Many who have had infant surgery spend considerable time and emotional energy hating their scar and trying to hide it. Like many, I spent many hours in front of the only full-length mirror we had at home in the 1950s. Like some, I started punishing my body and exploring the scar over my stomach (from pyloric stenosis surgery) before I was 10 years old, and did this for at least 15 years after that.
Some infant surgery scars are hard to hide – or hide all the time. I think I grew up as a fairly normal boy in most respects and situations, but shrivelled into deeply emotional and instinctively feral behaviour when I felt threatened by having my one and only imperfection exposed!
Yet I’ve been surprised to find that many others who have had the same or more major surgery as babies grew up with the support, skills and confidence that enabled them to handle their being damaged with dignity, appropriate maturity, and sometimes even good humour.
I’ve often wondered: why the difference?
The most significant factors I can think of are temperament, trauma, and parenting – and these are usually related. Let me explain.
I’m introverted – what goes on inside me matters more to me than who and what is “out there”. It’s helped me be considerate and aware of others’ feelings, but it also means I find it hard to get over myself and see the big picture.
I am sensing rather than intuitive. In the Myers-Briggs grid this means I want facts, not feelings, and to understand rather than depend on vague underlying truths – like trusting my parents to answer my questions “when you grow up”.
I am a feeler rather than a thinker. Don’t bulldoze me with reason, facts and rules; rather let me feel you empathise with me and then help me to weigh up all the facts and get into harmony with my situation.
Finally, I tend to judge rather than perceive. According to Myers-Briggs this means I tend to be stronger on empathy than logic.
Every theory or grid has its value as well as limitations. My personality profile has helped me to understand why I clashed with my parents, and especially my strong mother!
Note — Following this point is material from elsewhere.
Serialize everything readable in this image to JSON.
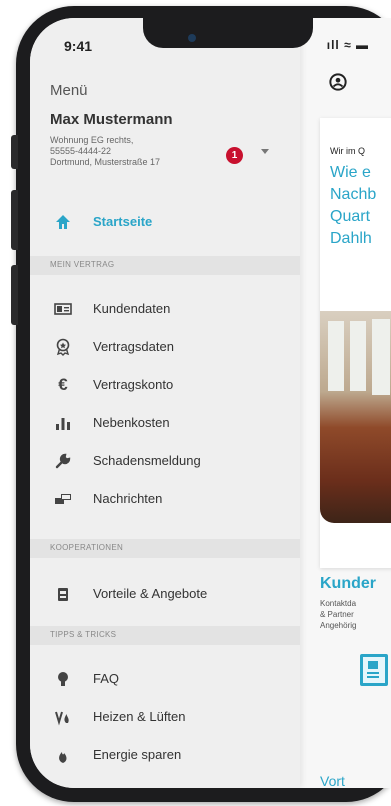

It also helps me to understand why I was so deeply affected by the stonewalling by which she became integral to the growing problem I had with my infant surgery and scar, these taking on the dimension of trauma stress.
But my character profile also helps me in two other ways.
First, I realise now that it would have been impossible for my mother to help me: how many parents in her times (the 1950s) and her circumstances (1) knew what we can know today, and (2) have the skills to help their child-with-an-issue? I love Mum, feel sad that she went through so much because of my illness and surgery, and am grateful for her undoubted love, skills, and commitment.
Second, I have come to understand why I reacted so strongly and damagingly when my questions weren’t dealt with well, and my feelings of shame continued to build with each curious look and question and beach trip. I have written about this in previous posts.
What I have mentioned above and in earlier posts caused what I have come to recognise as post-traumatic stress. PTSD results from many different causes and comes in various levels of intensity. I am glad I never had suicidal thoughts but I certainly self-harmed. My symptoms were very clearly linked with my infant pyloric stenosis surgery and my parents’ difficulty in helping me to deal with that. The symptoms were only sometimes noticed by others but were with me almost as long as I am aware and affected my enjoyment of life in specific situations. I have never been able or felt free to seek professional help – and wish I could have!
What I have mentioned here and in earlier posts should make it abundantly clear that my parents’ inability to help me was also a major factor in why I am among those who (apparently unlike the great majority) have few or no lifelong pain resulting from their infant surgery.
I would value Readers’ response to what you have read.
- If your infant surgery affected you, how did it?
- What are the reasons it affected you?
- What has helped you to manage your “survival”?
- Any other comments? Feel free!